A free people are the ultimate guarantors of fearless justice. Such is the cornerstone of our constitution; such is the touchstone of contempt power, oriented on the confluence of free speech and fair justice which is the scriptural essence of our Fundamental Law. Speaking of the social philosophy and philosophy of law in an integrated manner as applicable to contempt of court, there is no conceptual polarity but a delicate balance, and judicial ‘sapience’ draws the line.
A special CBI court on Wednesday served contempt notices to senior leaders of the Rashtriya Janata Dal (RJD) and the Congress for criticising the 23 December conviction of RJD chief Lalu Prasad Yadav in a fodder scam case on television.
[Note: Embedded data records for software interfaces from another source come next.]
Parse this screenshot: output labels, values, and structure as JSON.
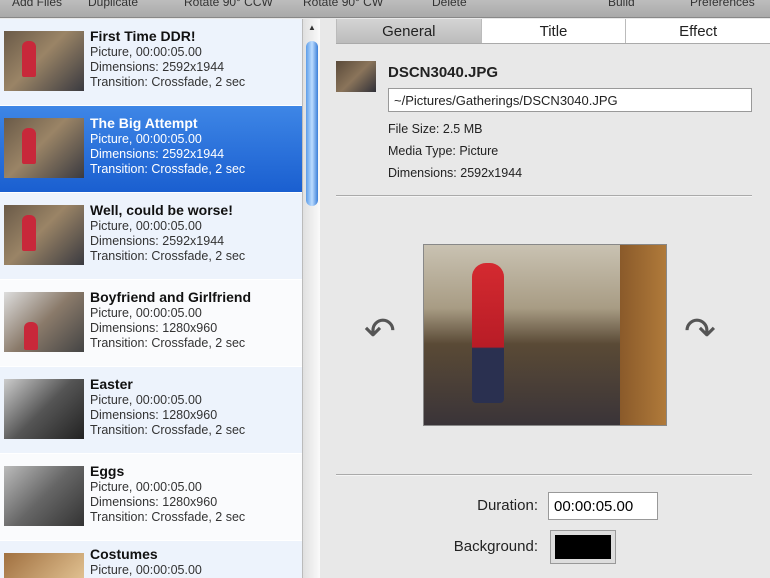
{
  "toolbar": {
    "add_files": "Add Files",
    "duplicate": "Duplicate",
    "rotate_ccw": "Rotate 90° CCW",
    "rotate_cw": "Rotate 90° CW",
    "delete": "Delete",
    "build": "Build",
    "preferences": "Preferences"
  },
  "items": [
    {
      "title": "First Time DDR!",
      "line1": "Picture, 00:00:05.00",
      "line2": "Dimensions: 2592x1944",
      "line3": "Transition: Crossfade, 2 sec"
    },
    {
      "title": "The Big Attempt",
      "line1": "Picture, 00:00:05.00",
      "line2": "Dimensions: 2592x1944",
      "line3": "Transition: Crossfade, 2 sec"
    },
    {
      "title": "Well, could be worse!",
      "line1": "Picture, 00:00:05.00",
      "line2": "Dimensions: 2592x1944",
      "line3": "Transition: Crossfade, 2 sec"
    },
    {
      "title": "Boyfriend and Girlfriend",
      "line1": "Picture, 00:00:05.00",
      "line2": "Dimensions: 1280x960",
      "line3": "Transition: Crossfade, 2 sec"
    },
    {
      "title": "Easter",
      "line1": "Picture, 00:00:05.00",
      "line2": "Dimensions: 1280x960",
      "line3": "Transition: Crossfade, 2 sec"
    },
    {
      "title": "Eggs",
      "line1": "Picture, 00:00:05.00",
      "line2": "Dimensions: 1280x960",
      "line3": "Transition: Crossfade, 2 sec"
    },
    {
      "title": "Costumes",
      "line1": "Picture, 00:00:05.00",
      "line2": "",
      "line3": ""
    }
  ],
  "tabs": {
    "general": "General",
    "title": "Title",
    "effect": "Effect"
  },
  "details": {
    "filename": "DSCN3040.JPG",
    "path": "~/Pictures/Gatherings/DSCN3040.JPG",
    "file_size": "File Size: 2.5 MB",
    "media_type": "Media Type: Picture",
    "dimensions": "Dimensions: 2592x1944"
  },
  "settings": {
    "duration_label": "Duration:",
    "duration": "00:00:05.00",
    "background_label": "Background:",
    "background_color": "#000000"
  }
}
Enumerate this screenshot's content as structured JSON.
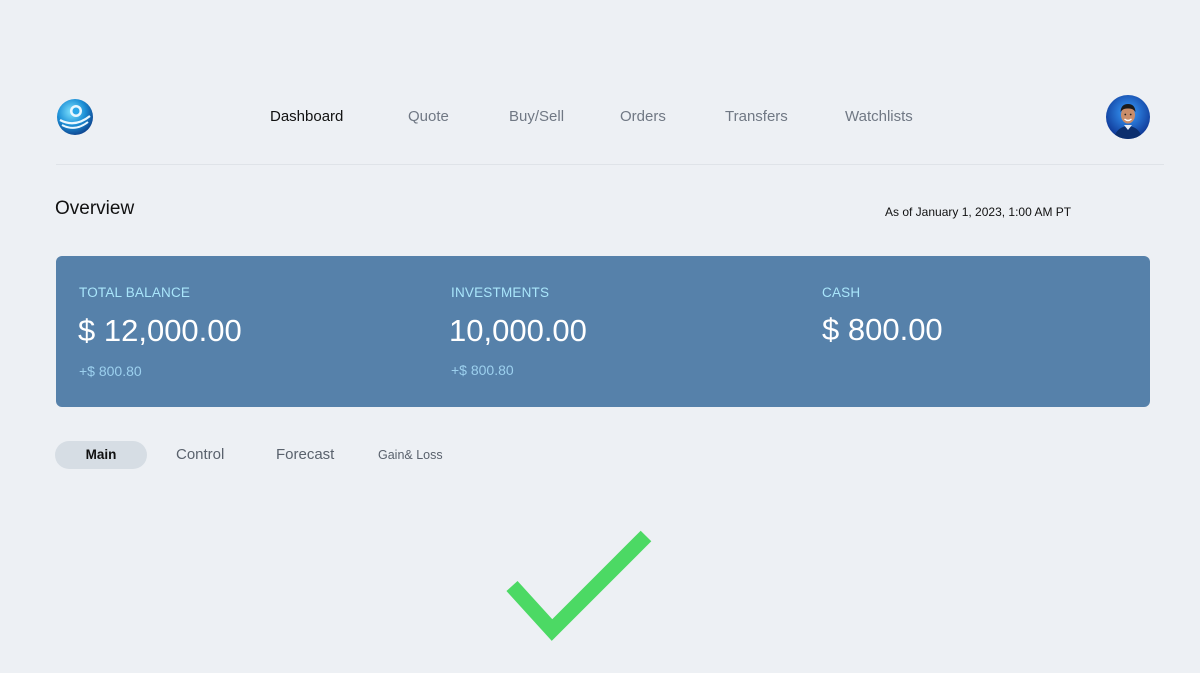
{
  "header": {
    "logo_icon": "globe-logo-icon",
    "avatar_icon": "user-avatar-icon",
    "nav_items": [
      {
        "label": "Dashboard",
        "active": true
      },
      {
        "label": "Quote",
        "active": false
      },
      {
        "label": "Buy/Sell",
        "active": false
      },
      {
        "label": "Orders",
        "active": false
      },
      {
        "label": "Transfers",
        "active": false
      },
      {
        "label": "Watchlists",
        "active": false
      }
    ]
  },
  "overview": {
    "title": "Overview",
    "as_of": "As of January 1, 2023, 1:00 AM PT"
  },
  "summary": {
    "total_balance": {
      "label": "TOTAL BALANCE",
      "value": "$ 12,000.00",
      "change": "+$ 800.80"
    },
    "investments": {
      "label": "INVESTMENTS",
      "value": "10,000.00",
      "change": "+$ 800.80"
    },
    "cash": {
      "label": "CASH",
      "value": "$ 800.00"
    }
  },
  "tabs": [
    {
      "label": "Main",
      "active": true
    },
    {
      "label": "Control",
      "active": false
    },
    {
      "label": "Forecast",
      "active": false
    },
    {
      "label": "Gain& Loss",
      "active": false
    }
  ],
  "overlay": {
    "icon": "green-checkmark-icon",
    "color": "#4cd964"
  },
  "colors": {
    "background": "#edf0f4",
    "card": "#5681aa",
    "card_label": "#a9e6fb"
  }
}
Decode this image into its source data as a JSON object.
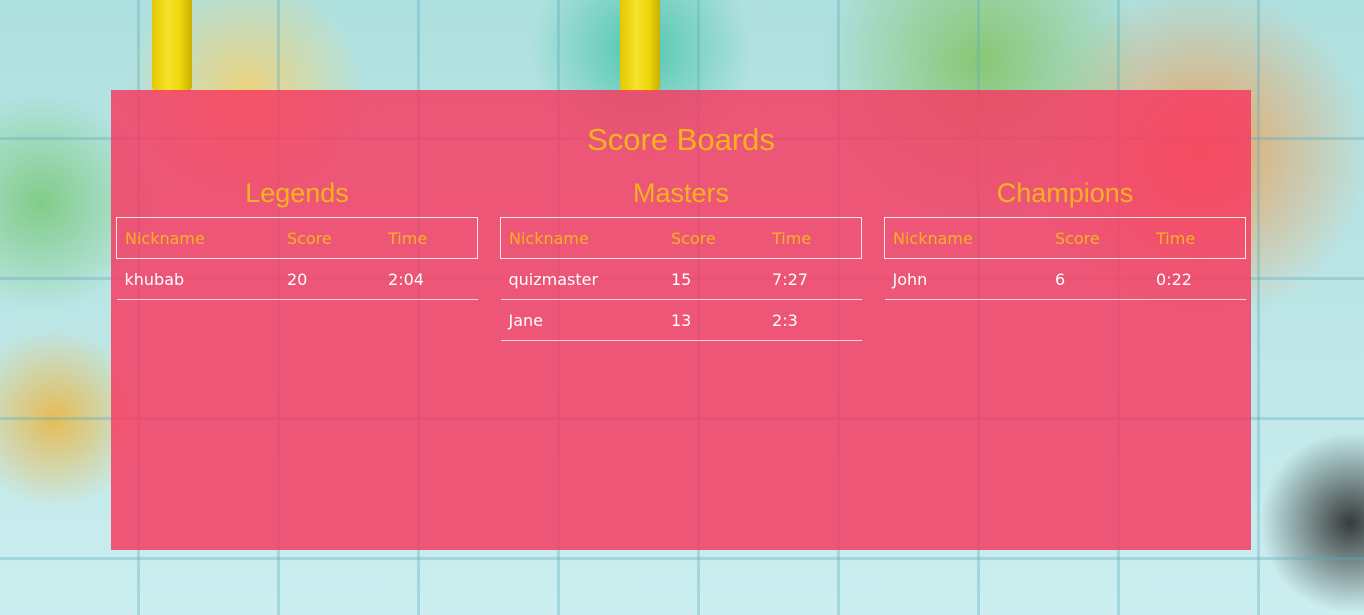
{
  "title": "Score Boards",
  "boards": [
    {
      "name": "Legends",
      "columns": [
        "Nickname",
        "Score",
        "Time"
      ],
      "rows": [
        [
          "khubab",
          "20",
          "2:04"
        ]
      ]
    },
    {
      "name": "Masters",
      "columns": [
        "Nickname",
        "Score",
        "Time"
      ],
      "rows": [
        [
          "quizmaster",
          "15",
          "7:27"
        ],
        [
          "Jane",
          "13",
          "2:3"
        ]
      ]
    },
    {
      "name": "Champions",
      "columns": [
        "Nickname",
        "Score",
        "Time"
      ],
      "rows": [
        [
          "John",
          "6",
          "0:22"
        ]
      ]
    }
  ],
  "colors": {
    "panel": "#f73a62",
    "accent": "#f7b21e",
    "text": "#ffffff"
  },
  "background": {
    "description_icon": "world-map-background",
    "pins": [
      "yellow-pin",
      "yellow-pin"
    ]
  }
}
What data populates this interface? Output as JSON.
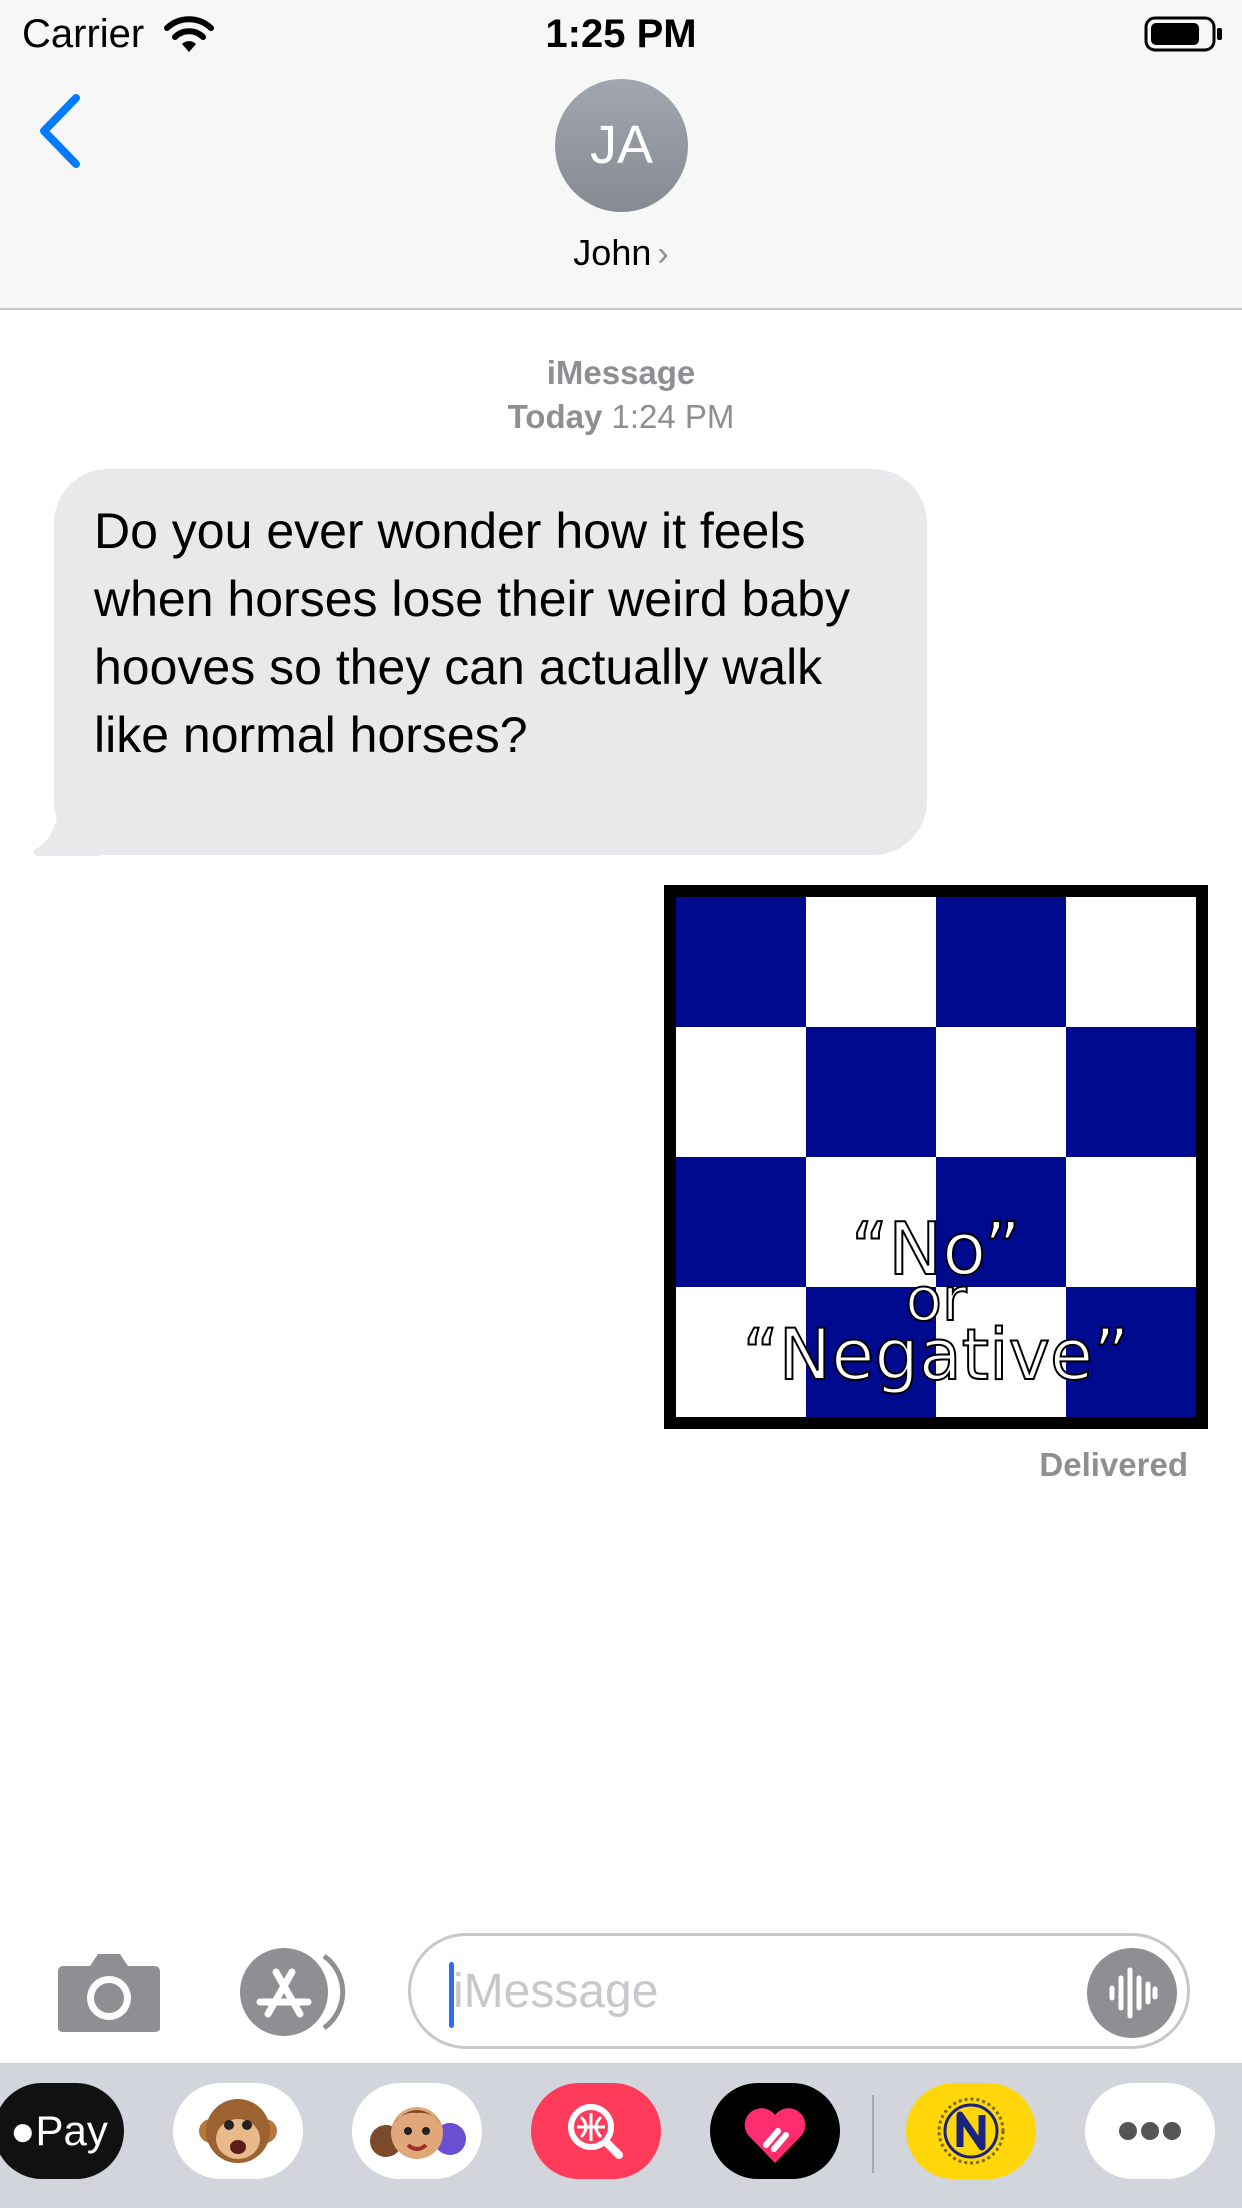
{
  "status_bar": {
    "carrier": "Carrier",
    "time": "1:25 PM"
  },
  "header": {
    "avatar_initials": "JA",
    "contact_name": "John",
    "chevron": "›"
  },
  "conversation": {
    "service_label": "iMessage",
    "timestamp_day": "Today",
    "timestamp_time": "1:24 PM",
    "incoming_message": "Do you ever wonder how it feels when horses lose their weird baby hooves so they can actually walk like normal horses?",
    "sticker": {
      "line1": "“No”",
      "line2": "or",
      "line3": "“Negative”",
      "colors": {
        "blue": "#000a8f",
        "white": "#ffffff",
        "border": "#000000"
      }
    },
    "delivery_status": "Delivered"
  },
  "composer": {
    "placeholder": "iMessage"
  },
  "app_drawer": {
    "apple_pay_label": "Pay",
    "apps": [
      "apple-pay-icon",
      "animoji-monkey-icon",
      "memoji-icon",
      "image-search-icon",
      "digital-touch-heart-icon",
      "n-flag-sticker-icon",
      "more-icon"
    ]
  },
  "colors": {
    "accent": "#007aff",
    "bubble_gray": "#e9e9eb",
    "secondary_text": "#8e8e93"
  }
}
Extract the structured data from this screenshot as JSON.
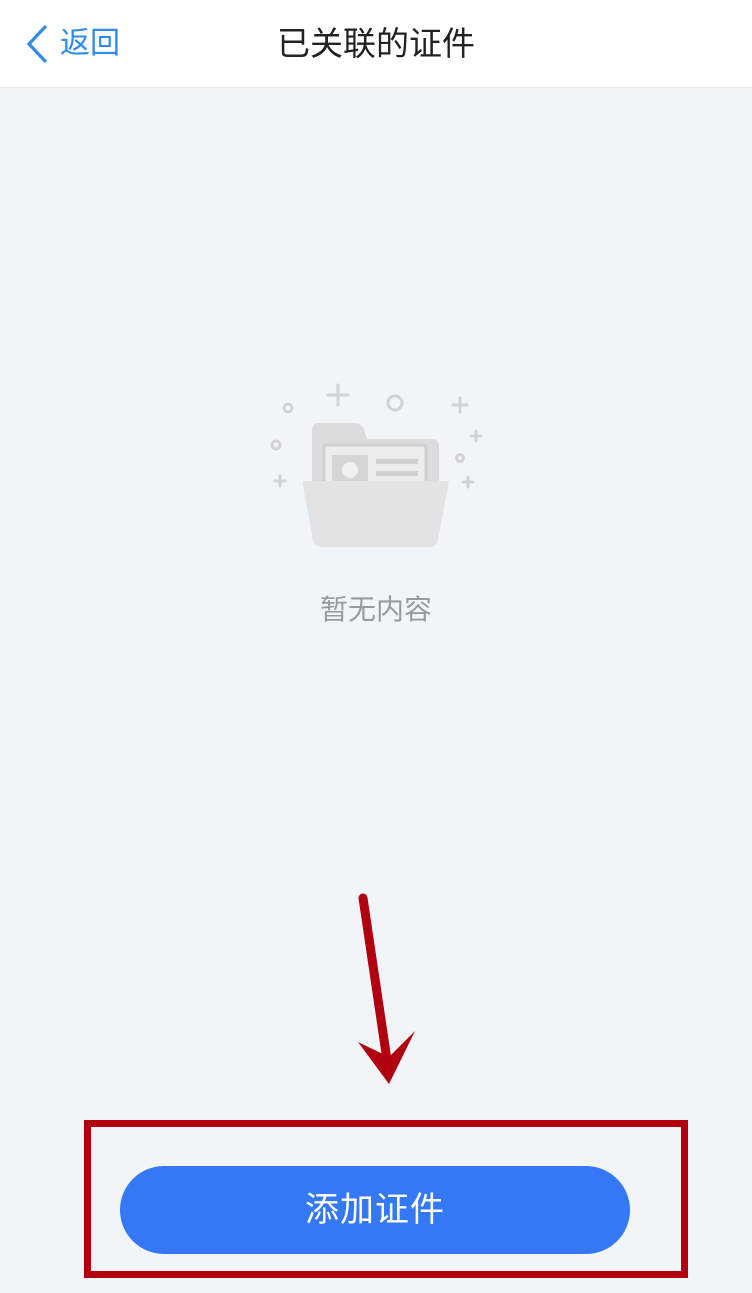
{
  "navbar": {
    "back_label": "返回",
    "title": "已关联的证件",
    "back_icon": "chevron-left-icon"
  },
  "empty_state": {
    "icon": "empty-folder-icon",
    "message": "暂无内容"
  },
  "actions": {
    "add_label": "添加证件"
  },
  "annotation": {
    "arrow_icon": "arrow-down-icon",
    "arrow_color": "#b1000f",
    "box_color": "#b1000f"
  },
  "colors": {
    "accent": "#2f8bea",
    "button": "#3478f6",
    "background": "#f2f5f8"
  }
}
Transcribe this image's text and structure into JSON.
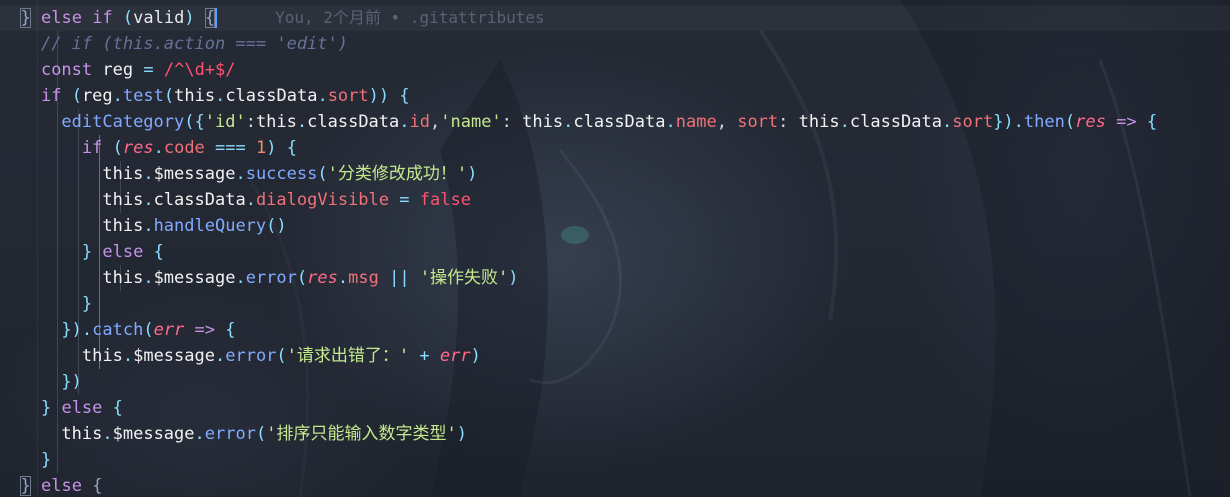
{
  "editor": {
    "blame": "You, 2个月前 • .gitattributes",
    "tokens": {
      "else": "else",
      "if": "if",
      "valid": "valid",
      "comment_edit": "// if (this.action === 'edit')",
      "const": "const",
      "reg": "reg",
      "regex": "/^\\d+$/",
      "test": "test",
      "this": "this",
      "classData": "classData",
      "sort": "sort",
      "editCategory": "editCategory",
      "str_id": "'id'",
      "id": "id",
      "str_name": "'name'",
      "name": "name",
      "sort_key": "sort",
      "then": "then",
      "res": "res",
      "code": "code",
      "one": "1",
      "message": "$message",
      "success": "success",
      "str_success": "'分类修改成功！'",
      "dialogVisible": "dialogVisible",
      "false": "false",
      "handleQuery": "handleQuery",
      "error": "error",
      "msg": "msg",
      "str_failed": "'操作失败'",
      "catch": "catch",
      "err": "err",
      "str_request_error": "'请求出错了：'",
      "str_sort_number": "'排序只能输入数字类型'"
    }
  }
}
CBI judge Shiv Pal Singh directed senior RJD leaders Raghuvansh Prasad Singh, Shivanand Tiwari and Lalu Prasad’s son Tejashwi Yadav and Congress leader Manish Tewari to personally appear before the court on 23 January.
So What Is Contempt Of Court And Where It Is In The Book Of Law?
In India contempt of court is of two types:
Civil contempt: Under Section 2(b) of the Contempt of Courts Act of 1971, civil contempt has been defined as wilful disobedience to any judgment, decree, direction, order, writ or other process of a court or wilful breach of an undertaking given to a court.
Criminal contempt: Under Section 2(c) of the Contempt of Courts Act of 1971, criminal contempt has been defined as the publication (whether by words, spoken or written, or by signs, or by visible representation, or otherwise) of any matter or the doing of any other act whatsoever which:
Scandalises or tends to scandalise, or lowers or tends to lower the authority of, any court, or Prejudices, or interferes or tends to interfere with the due course of any judicial proceeding, or
Interferes or tends to interfere with, or obstructs or tends to obstruct, the administration of justice in any other manner.
In Re. Roshan Lal Ahuja, a three judge bench held, judgments of the court are open to criticism. Judges and courts are not unduly sensitive or touchy to fair and reasonable criticism of their judgments. But no litigants can be can be permitted to oversteps the limits of fair, bonafide and reasonable criticism of a judgment and bring the courts generally in disrepute or attributes motives to the judges rendering the judgment.
Liberty of free expression is not to be confused with a license to make unfound, unwarranted and irresponsible aspersions against the Judges or courts in relation to judicial matter. No system of justice can tolerate such an unbridled license. Of course, “Justice is not a cloistered virtue; she must be allowed to suffer the scrutiny and respectful, even though outspoken, comments of ordinary men”, but the members of the public have to abstain from imputing improper motives those taking part in the administration of justice and exercise their right of free criticism without malice or in anyway attempting to impair to administration of justice and refrain from making any comment which tends to scandalize the court in relation to judicial matters.
In In re. S. Mulgaokar, a three judge bench held, the judiciary is not immune from criticism but when that criticism is based on obvious distortion or gross misstatement and made in a manner which is designed to lower the respect of the judiciary and destroy public confidence in it, it cannot be ignored.
Political philosophers and historians have taught us that intellectual advances made by our civilization would have been, impossible without freedom of speech and expression. Never has criticism been more necessary than today, when the weapons of propaganda are so strong and so subtle. But like other liberties this also must be limited.